  • climatology: an average over several years.
The numbers in the radiation budget diagram at the top of the page are climatological values.
Most of the parameters in the LAS are for monthly or longer time periods, with a few parameters available at a daily time scale. Given monthly information, you can create seasonal, annual or longer averages.

Sky Condition

The Earth's radiation budget is determined by the amount of energy that actually enters and leaves the Earth, under the sky conditions that actually exist. Clouds have the most influence on what the upward and downward energy actually is. In the shortwave, clouds reflect sunlight. In the longwave, clouds effectively trap infrared energy. To help study and understand how clouds affect the radiation budget, we therefore look at radiation budget parameters under two different sky conditions:
  • All-sky is the term for the actual observed conditions, including clear or cloudy skies wherever they occur.
  • Clear-sky parameters are obtained by taking all observations for a month, discarding any where clouds were present, and computing average conditions for cases of clear sky.
Clear-sky parameters therefore allow you to see more clearly the effects of the Sun's location, and of the Earth's surface (i.e., land vs ocean).

See a NASA Fact Sheet on this topic.
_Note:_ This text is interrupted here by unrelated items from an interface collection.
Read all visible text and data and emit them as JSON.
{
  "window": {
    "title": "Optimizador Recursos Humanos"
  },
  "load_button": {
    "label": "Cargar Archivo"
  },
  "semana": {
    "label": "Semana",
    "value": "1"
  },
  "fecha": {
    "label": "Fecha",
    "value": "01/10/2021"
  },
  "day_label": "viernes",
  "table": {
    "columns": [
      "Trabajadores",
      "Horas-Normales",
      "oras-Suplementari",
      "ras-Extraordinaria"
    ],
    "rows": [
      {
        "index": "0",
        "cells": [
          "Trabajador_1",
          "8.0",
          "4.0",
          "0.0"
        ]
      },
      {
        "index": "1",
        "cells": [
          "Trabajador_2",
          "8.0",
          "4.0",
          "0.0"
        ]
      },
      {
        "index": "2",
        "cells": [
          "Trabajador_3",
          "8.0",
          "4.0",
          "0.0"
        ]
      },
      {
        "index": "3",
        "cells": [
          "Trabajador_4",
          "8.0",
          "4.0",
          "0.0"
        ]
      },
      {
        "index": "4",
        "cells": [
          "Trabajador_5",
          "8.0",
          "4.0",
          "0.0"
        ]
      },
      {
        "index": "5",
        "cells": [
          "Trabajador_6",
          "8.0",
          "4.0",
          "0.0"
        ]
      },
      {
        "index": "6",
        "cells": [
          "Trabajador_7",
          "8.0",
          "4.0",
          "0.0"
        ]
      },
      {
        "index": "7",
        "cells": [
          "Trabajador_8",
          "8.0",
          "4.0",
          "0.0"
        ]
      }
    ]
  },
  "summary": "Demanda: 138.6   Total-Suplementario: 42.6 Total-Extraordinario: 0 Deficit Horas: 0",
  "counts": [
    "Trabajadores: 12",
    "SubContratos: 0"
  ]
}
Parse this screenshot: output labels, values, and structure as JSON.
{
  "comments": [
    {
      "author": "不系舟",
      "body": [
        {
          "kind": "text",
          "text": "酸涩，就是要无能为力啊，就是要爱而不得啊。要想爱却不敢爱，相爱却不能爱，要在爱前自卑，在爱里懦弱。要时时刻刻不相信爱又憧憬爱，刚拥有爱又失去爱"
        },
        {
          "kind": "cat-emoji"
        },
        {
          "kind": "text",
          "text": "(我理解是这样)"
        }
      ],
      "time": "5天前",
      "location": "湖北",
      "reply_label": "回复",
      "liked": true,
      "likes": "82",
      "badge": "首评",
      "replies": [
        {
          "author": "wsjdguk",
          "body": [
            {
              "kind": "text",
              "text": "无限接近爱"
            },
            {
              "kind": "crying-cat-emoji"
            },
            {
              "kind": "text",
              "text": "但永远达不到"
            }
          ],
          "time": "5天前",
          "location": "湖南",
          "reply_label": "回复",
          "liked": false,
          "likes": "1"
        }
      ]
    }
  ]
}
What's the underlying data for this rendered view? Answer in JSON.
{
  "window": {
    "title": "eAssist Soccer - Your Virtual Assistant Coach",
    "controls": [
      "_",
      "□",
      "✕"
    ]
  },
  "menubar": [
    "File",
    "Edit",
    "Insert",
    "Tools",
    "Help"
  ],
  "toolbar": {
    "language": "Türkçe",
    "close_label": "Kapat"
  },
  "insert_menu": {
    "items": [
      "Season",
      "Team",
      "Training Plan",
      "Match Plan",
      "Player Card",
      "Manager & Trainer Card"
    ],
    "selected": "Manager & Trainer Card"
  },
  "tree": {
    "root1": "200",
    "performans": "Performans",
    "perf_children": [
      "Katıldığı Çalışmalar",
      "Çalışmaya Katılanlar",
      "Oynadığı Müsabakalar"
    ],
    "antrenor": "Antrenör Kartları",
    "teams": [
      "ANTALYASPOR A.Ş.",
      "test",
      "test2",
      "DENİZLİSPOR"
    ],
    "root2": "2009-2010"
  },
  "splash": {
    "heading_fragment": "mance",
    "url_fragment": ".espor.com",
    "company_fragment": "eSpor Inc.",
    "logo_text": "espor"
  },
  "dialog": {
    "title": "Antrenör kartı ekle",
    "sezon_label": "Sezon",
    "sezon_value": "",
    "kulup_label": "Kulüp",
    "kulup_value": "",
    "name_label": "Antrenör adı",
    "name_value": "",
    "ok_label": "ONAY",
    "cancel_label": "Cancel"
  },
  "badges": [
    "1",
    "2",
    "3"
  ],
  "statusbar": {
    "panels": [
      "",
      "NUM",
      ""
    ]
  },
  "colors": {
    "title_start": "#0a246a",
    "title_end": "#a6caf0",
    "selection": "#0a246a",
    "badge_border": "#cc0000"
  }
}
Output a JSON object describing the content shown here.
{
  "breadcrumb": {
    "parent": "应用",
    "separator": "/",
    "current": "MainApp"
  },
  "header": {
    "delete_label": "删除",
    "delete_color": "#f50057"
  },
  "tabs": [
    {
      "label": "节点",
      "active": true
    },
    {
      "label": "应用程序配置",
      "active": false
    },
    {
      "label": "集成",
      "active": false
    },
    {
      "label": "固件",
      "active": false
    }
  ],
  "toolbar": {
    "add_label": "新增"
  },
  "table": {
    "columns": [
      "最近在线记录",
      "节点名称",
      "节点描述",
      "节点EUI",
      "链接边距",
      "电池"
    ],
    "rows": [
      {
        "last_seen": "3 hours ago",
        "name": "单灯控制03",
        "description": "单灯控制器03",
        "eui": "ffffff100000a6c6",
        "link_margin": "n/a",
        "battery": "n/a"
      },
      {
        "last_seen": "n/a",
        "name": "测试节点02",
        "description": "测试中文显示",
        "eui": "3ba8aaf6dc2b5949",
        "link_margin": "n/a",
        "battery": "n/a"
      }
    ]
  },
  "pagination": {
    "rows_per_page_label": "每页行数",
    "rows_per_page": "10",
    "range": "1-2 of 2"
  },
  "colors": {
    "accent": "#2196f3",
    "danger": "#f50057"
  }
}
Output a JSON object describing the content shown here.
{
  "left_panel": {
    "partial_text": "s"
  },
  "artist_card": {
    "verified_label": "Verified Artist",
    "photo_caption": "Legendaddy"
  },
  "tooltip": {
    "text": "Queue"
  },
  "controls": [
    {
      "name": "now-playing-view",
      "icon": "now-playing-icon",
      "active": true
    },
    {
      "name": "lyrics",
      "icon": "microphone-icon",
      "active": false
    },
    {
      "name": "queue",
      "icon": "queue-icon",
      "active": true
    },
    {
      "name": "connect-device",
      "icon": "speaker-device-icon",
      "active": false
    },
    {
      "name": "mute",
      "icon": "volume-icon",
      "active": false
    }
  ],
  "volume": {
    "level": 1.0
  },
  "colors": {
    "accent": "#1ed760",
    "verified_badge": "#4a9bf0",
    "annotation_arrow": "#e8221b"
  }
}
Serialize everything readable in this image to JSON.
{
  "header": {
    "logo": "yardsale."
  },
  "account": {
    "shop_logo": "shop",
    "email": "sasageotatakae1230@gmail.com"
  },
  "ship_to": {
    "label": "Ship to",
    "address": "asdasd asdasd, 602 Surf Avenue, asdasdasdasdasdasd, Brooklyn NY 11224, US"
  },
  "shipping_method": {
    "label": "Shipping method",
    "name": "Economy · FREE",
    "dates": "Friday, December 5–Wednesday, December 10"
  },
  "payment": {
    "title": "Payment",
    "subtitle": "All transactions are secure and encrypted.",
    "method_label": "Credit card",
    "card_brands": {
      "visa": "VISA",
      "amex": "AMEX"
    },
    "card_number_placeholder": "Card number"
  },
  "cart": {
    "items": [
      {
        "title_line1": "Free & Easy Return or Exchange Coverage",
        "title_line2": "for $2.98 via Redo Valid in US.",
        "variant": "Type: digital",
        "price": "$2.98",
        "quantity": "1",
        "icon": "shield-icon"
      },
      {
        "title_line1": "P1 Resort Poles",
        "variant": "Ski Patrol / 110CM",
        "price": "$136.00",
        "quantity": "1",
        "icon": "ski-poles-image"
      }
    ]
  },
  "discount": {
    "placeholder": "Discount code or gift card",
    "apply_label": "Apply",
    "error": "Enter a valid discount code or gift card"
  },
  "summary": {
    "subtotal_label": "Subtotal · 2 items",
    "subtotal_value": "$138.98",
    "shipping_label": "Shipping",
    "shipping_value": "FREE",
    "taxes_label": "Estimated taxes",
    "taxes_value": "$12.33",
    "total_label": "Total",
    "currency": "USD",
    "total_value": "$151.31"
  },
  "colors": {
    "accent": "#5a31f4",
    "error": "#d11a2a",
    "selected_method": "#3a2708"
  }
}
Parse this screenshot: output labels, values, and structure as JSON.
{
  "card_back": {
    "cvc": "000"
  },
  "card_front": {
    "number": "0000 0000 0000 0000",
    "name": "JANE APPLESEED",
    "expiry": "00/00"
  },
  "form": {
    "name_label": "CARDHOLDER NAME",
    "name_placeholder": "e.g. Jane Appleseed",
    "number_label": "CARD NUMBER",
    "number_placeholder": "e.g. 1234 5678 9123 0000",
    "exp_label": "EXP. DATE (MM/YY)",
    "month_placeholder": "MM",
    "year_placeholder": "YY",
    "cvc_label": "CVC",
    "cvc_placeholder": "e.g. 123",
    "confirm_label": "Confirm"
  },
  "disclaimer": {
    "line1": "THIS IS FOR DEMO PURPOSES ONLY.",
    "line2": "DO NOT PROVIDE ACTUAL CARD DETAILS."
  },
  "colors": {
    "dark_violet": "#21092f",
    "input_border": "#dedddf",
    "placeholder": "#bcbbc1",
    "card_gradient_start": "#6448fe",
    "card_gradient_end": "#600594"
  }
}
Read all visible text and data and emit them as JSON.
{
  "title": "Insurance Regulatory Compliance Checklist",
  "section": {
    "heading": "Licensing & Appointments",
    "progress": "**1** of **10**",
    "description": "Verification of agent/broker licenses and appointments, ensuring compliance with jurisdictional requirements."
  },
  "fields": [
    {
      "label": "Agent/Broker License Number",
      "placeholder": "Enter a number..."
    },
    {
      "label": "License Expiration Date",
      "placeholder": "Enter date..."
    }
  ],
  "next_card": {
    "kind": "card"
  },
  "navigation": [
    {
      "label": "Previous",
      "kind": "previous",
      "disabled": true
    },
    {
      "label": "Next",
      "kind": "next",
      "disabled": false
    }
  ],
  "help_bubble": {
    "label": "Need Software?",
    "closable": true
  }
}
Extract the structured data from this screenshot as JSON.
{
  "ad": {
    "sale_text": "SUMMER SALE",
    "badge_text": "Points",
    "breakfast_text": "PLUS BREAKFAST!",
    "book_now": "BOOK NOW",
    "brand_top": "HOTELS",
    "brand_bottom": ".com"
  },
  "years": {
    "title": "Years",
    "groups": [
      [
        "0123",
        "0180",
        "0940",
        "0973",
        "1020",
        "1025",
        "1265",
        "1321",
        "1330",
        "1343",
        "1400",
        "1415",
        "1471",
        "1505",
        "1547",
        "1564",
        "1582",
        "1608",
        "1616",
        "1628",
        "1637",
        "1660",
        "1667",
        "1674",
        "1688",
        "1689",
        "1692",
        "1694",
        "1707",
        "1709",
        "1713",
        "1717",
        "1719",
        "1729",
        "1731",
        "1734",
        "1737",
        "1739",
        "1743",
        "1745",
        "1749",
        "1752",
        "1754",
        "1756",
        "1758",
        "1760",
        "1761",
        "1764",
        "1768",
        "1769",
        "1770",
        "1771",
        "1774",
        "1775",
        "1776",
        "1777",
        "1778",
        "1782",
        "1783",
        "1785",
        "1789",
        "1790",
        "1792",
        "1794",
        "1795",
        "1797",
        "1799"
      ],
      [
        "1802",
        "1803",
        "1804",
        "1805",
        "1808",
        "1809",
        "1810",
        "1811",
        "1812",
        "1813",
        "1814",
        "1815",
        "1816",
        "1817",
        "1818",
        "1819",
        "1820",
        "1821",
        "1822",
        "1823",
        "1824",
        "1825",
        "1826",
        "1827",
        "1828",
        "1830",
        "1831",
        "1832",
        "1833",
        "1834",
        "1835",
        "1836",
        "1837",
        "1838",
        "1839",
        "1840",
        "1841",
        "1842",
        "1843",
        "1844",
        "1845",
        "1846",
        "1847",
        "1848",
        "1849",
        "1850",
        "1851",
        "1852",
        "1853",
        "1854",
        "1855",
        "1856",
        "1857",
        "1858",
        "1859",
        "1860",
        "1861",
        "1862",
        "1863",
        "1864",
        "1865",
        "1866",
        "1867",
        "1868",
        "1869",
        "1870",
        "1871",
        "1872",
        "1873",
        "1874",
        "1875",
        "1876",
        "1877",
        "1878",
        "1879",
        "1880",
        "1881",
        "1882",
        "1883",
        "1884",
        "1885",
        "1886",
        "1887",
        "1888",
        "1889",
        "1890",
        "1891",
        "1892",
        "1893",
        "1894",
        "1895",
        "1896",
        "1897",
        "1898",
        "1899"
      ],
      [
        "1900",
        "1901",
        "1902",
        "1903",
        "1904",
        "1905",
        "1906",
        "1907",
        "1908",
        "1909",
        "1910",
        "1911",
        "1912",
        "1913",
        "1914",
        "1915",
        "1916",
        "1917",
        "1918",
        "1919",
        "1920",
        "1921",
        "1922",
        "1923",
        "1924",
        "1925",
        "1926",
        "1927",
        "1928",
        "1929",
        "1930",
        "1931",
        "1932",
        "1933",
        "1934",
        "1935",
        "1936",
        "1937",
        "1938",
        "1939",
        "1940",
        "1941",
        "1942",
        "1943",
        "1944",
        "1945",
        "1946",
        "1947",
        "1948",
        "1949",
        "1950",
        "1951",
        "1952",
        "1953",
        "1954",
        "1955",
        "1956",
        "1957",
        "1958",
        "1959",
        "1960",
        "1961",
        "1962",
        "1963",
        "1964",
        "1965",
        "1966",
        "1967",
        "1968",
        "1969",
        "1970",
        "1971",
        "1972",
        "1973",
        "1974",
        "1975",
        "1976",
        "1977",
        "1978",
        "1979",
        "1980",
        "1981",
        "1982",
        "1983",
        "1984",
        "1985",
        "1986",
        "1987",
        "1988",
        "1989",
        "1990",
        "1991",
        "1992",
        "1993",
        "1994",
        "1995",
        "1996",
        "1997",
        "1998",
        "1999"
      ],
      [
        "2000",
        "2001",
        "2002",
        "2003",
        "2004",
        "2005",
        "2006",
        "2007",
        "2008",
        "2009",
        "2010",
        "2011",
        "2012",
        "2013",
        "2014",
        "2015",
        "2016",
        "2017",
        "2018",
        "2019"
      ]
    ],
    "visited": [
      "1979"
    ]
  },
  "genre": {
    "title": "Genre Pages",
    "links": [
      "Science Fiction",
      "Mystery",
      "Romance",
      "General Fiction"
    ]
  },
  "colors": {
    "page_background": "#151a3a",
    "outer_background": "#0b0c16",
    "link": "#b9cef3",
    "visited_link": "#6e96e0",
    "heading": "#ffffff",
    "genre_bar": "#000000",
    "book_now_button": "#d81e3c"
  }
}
Earth's Radiation Budget

Parameters

Important parameters of the Earth's radiation budget include: